The clock is ticking for the United Keetoowah Band of Cherokee Indians. The tribe may be forced to close the casino it has run in Tahlequah for nearly 25 years.
"I kind of feel sad that they have to close," said Tahlequah resident Lucas Wildcat.
Wildcat used to work at the UKB's only casino. He said he knows some of the 150 current employees, who could be impacted by a court's ruling to uphold an injunction by the state.
"That's the only job they have to support their family, and I'd hate to see them lose their job," Wildcat said.
The controversy surrounding the casino goes back over a decade and stems from the land the building sits on. In order to operate a casino, the land must be taken into trust by the government. Although the UKB owns the land, it was never put in trust, so the Cherokee Nation says it has exclusive jurisdiction over the land, and it wants the casino located there to close.
"Everybody likes to go there, likes to win money," said Brittany Vanbuskirk, of Tahlequah.

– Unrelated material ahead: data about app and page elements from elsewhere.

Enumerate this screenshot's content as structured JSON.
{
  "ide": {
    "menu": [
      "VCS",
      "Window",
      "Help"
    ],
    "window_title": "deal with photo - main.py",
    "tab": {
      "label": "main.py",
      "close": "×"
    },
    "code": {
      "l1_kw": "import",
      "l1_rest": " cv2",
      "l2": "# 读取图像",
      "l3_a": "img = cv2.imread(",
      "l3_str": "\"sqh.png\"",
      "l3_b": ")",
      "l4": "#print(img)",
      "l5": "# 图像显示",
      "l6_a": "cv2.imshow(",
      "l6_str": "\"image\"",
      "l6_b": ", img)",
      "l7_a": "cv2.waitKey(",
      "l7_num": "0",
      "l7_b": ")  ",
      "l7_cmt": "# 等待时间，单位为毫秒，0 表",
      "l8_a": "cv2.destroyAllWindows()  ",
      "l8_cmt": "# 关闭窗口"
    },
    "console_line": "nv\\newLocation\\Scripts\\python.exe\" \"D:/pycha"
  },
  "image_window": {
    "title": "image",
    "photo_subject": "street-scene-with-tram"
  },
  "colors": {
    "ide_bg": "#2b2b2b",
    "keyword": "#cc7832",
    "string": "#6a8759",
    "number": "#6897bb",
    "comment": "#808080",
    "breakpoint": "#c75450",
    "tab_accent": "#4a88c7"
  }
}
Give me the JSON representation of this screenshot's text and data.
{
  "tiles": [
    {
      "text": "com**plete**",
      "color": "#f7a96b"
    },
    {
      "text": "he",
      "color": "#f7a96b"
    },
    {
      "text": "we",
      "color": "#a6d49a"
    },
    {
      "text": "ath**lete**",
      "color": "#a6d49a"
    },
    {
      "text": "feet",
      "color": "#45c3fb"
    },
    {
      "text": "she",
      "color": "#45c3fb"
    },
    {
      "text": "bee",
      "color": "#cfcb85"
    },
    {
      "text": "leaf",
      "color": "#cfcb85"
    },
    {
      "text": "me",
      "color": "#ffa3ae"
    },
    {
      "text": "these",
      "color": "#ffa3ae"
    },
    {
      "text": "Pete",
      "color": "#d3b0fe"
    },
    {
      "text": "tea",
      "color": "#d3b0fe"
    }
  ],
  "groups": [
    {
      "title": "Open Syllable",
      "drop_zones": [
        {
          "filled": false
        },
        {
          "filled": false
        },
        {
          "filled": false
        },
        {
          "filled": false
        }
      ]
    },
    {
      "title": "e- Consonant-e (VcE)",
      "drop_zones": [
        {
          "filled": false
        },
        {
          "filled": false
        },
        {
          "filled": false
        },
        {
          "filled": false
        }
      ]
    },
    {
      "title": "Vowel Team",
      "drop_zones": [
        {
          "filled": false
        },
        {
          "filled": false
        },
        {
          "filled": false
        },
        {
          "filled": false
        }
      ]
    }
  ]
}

Vanbuskirk is one of the thousands who visit the casino every year, helping provide the tribe's primary source of income.
She also has family ties to the Keetoowahs.
"They help their children out really good, so if they lose money, it might not be helping them out very good," Vanbuskirk said.
The United Keetoowah Band released the following statement: "The administration is working to resolve the situation. We will continue on with government to provide jobs, benefits, scholarships, vouchers and whatever else we can for our people."
The state has given the UKB until Friday night to close the doors or put the land in trust, something they've tried before unsuccessfully.
The Cherokee Nation has also offered the UKB two options to remain open. One would be to allow the Cherokee Nation to put the land in its own trust, after which they would then lease the land back. The other option would be to open a new casino on Cherokee Nation land.
It's still unknown what step tribal leaders will take next, but a spokesperson for the UKB says they are working together with the Cherokee Nation, and that both options presented to them are still on the table.